Materials:

  • Cardboard pizza box (the kind delivered pizza comes in)
  • Scissors
  • Aluminum foil
  • Clear tape
  • Plastic wrap or heavy-duty/freezer zip-lock bag
  • Black construction paper
  • Newspapers
  • Ruler or stick
  • Chocolate chip cookie dough

diy solar ovenTake the pizza box and cut a flap in the lid by cutting along three sides, leaving about an inch around the sides of the flap. Fold this flap up so that it stands up when the rest of the lid is closed.
Tightly wrap the aluminum foil around the flap, tape it to the back (outer side) of the flap. Make sure to cover the inner side of the flap with the foil to reflect the sun's rays.

Place double layer of plastic wrap over the opening you made when you cut the flap in the lid, leaving about an inch of plastic overlapping the sides. Tape each side down securely, sealing out the air. If you use a plastic bag instead of plastic wrap, cut out a square big enough to cover the opening, and tape one layer over it. You want to create an airtight window for sunlight to enter into the box.

solar-oven-11

Line the bottom of the box with black construction paper, which will absorb the heat. The black surface is where you will set your food to cook. To insulate your oven so it holds in more heat, roll up sheets of newspaper and place them on the bottom of the box, forming a border around the cooking area, and tape them down. You should still be able to close the lid, but inside there is a seal so air cannot escape.

It is best to use your solar oven when the sun is high overhead - from 11 am to 3 pm. Take it outside to a sunny spot and adjust the flap until the most sunlight possible is reflecting off the aluminum foil and onto the plastic-covered window. Use a ruler or stick to prop the flap at the right angle. You can also angle the entire box by using a rolled up towel.

Now for the best part... place the cookie dough in the center of the black paper so the cookies can be seen through the hole made by the flap.

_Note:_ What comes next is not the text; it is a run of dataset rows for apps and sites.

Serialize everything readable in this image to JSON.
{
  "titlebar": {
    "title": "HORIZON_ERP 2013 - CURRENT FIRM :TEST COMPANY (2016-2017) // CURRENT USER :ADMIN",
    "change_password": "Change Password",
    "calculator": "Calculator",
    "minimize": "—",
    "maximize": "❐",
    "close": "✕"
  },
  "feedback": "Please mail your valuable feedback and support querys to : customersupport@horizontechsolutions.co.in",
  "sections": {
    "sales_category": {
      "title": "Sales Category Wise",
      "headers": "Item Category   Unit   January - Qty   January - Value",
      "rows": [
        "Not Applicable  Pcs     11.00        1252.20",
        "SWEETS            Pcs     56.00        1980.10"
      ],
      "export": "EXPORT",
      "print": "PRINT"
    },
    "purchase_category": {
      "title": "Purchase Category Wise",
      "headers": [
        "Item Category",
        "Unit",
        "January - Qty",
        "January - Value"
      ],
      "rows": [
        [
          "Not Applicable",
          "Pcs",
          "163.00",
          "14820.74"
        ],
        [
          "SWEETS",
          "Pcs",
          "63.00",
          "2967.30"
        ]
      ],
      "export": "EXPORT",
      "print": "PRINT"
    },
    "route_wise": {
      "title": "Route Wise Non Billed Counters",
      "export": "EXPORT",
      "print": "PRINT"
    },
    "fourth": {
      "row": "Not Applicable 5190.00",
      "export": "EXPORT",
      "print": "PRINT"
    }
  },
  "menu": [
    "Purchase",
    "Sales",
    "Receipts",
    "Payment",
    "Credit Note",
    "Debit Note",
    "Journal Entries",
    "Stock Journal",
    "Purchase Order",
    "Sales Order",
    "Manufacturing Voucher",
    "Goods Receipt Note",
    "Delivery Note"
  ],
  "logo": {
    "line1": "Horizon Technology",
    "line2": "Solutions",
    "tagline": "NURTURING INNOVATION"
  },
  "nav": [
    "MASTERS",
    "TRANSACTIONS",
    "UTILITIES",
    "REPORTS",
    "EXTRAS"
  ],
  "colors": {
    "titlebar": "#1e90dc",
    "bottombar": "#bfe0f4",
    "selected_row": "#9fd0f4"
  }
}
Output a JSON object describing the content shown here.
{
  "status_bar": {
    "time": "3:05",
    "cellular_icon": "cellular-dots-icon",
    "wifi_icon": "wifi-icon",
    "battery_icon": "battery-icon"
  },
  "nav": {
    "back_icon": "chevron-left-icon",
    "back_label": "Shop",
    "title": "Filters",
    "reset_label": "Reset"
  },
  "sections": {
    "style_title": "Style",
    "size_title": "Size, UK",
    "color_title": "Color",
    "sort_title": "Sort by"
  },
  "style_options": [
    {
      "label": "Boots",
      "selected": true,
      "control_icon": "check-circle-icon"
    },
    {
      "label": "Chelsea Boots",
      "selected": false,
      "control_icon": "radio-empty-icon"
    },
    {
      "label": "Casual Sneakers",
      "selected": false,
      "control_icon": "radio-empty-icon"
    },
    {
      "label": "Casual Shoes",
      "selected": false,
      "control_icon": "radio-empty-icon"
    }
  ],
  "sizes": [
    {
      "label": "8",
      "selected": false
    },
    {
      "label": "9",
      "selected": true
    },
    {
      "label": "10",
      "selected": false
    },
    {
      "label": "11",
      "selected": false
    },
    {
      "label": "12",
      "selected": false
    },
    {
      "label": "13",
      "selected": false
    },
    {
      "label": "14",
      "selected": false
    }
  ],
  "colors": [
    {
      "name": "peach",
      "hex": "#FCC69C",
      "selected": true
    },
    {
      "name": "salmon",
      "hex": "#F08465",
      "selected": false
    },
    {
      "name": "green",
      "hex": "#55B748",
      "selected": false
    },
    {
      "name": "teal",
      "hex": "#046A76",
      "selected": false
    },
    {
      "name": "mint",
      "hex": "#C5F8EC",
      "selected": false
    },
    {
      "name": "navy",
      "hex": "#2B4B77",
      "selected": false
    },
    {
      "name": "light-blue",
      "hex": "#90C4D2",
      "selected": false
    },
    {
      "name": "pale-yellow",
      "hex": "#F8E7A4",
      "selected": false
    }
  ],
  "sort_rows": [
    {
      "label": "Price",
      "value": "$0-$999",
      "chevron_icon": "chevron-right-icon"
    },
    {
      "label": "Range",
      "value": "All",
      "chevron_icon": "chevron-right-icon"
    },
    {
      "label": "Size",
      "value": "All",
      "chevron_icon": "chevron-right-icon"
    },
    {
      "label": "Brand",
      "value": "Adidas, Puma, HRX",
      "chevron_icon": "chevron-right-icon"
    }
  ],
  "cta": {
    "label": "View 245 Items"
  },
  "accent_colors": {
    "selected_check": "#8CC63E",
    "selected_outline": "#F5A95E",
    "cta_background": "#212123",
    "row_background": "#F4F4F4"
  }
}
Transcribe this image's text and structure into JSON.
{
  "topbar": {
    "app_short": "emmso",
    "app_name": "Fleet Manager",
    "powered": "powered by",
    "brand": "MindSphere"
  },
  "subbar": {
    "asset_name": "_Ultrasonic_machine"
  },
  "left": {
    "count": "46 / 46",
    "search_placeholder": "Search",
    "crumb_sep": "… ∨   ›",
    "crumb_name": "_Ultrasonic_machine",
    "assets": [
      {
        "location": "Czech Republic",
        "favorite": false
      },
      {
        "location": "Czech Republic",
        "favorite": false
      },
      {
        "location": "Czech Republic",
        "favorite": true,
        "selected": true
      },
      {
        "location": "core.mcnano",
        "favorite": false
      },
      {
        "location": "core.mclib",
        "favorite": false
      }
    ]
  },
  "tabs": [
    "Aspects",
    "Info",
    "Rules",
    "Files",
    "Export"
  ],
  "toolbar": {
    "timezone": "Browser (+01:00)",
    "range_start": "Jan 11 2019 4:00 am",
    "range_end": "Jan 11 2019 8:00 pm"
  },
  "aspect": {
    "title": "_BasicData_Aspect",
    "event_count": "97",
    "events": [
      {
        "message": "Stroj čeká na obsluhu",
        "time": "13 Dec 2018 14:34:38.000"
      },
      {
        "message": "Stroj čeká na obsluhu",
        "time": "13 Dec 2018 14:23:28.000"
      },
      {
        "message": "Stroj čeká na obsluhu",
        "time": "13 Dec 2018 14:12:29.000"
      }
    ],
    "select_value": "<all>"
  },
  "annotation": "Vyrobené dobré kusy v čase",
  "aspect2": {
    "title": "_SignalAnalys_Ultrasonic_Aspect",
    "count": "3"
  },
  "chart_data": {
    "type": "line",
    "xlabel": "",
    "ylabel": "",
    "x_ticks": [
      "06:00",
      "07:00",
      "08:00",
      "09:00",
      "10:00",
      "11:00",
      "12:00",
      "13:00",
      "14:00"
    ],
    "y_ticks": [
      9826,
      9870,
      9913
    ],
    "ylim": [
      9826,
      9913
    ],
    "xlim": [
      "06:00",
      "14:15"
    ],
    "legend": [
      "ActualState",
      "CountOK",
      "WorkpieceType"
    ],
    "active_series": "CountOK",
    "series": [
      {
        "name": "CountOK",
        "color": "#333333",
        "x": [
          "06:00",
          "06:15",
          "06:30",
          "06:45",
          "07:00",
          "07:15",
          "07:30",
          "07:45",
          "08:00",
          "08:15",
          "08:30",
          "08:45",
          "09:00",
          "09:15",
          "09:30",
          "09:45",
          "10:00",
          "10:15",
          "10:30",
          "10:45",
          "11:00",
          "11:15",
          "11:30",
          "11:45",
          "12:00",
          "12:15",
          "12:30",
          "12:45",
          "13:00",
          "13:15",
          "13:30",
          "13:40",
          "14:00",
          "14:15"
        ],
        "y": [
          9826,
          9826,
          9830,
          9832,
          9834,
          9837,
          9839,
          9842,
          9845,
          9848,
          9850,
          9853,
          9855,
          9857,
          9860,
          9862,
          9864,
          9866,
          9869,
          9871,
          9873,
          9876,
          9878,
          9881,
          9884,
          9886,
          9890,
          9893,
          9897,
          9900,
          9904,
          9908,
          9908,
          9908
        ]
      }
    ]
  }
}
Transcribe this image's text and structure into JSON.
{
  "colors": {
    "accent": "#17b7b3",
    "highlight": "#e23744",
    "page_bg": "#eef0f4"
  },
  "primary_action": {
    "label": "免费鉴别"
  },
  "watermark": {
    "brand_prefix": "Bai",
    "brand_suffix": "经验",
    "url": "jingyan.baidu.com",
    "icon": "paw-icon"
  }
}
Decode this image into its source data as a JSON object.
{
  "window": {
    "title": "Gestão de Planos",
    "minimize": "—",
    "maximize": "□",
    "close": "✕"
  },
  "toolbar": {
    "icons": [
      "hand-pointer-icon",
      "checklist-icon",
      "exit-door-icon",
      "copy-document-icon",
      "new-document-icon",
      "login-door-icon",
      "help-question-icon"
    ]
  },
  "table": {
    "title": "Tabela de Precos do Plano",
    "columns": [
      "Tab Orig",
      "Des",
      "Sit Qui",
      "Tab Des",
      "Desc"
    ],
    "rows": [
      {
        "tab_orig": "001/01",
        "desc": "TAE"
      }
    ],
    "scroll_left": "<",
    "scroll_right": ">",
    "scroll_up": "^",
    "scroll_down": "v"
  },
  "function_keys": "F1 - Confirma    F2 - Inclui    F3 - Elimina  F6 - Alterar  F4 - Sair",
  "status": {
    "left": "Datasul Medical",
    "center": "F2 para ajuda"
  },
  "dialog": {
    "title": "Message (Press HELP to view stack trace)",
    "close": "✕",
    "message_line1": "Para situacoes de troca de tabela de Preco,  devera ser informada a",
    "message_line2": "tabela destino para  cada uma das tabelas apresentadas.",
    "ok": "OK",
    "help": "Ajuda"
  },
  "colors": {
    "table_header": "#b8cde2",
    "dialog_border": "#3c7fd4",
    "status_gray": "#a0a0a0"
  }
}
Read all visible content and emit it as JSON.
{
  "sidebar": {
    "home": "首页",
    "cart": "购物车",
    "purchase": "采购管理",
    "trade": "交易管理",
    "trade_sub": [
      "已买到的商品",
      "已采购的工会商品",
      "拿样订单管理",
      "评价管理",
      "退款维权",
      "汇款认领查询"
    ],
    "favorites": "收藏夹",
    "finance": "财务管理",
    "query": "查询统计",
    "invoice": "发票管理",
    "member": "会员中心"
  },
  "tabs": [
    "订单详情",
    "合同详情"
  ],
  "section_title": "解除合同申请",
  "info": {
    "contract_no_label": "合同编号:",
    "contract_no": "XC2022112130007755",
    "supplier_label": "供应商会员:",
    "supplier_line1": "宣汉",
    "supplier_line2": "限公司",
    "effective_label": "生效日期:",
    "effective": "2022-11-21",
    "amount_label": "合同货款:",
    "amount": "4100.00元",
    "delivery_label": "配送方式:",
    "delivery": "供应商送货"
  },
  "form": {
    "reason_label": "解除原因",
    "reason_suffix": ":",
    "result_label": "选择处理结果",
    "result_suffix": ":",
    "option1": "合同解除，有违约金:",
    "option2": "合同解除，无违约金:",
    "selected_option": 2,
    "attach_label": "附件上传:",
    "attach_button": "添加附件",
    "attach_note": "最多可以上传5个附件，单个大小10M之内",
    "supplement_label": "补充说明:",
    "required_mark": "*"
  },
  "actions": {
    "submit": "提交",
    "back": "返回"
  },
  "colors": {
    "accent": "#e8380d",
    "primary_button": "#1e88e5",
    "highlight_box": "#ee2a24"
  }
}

Make sure the shadow from the flap is directly behind the box for the best result. Remember to move the box every couple of hours to keep up with the movement of the sun. After 4-6 hours, your cookies should be done and ready to eat, straight from your new solar oven.

You can also make toast by buttering a slice of bread, or sprinkling cheese on it, then letting the sun do the rest, or hot dogs, nachos. If you plan on using the solar oven more than once, place your food on a clear plastic or glass plate to prevent the black paper from getting dirty.

For more details (and recipes) on this activity, go to:

http://www.playsational.com/solar-cooking-cookies-solar-oven/ or

http://www.solarovens.org/news/cooks_illustrated-article.htm or

http://www.hometrainingtools.com/build-a-solar-oven-project/a/1237/

Energy-Saving Stove in MalawiVisit www.heifer.org/schools for more great lesson plans, experiments, and games. Or learn about how Heifer International project participants in Malawi are saving energy and resources with their own environmentally friendly cooking stoves.

Author

Linda Meyers

Linda Meyers, an Arkansas transplant originally from St. Louis, Mo., started working at Heifer International in 2011. She enjoys dragging her three children on nature hikes and snapping photos of them and everything around her. She has a bachelor’s degree in English has been “in the process” of writing the great American novel for 24 years.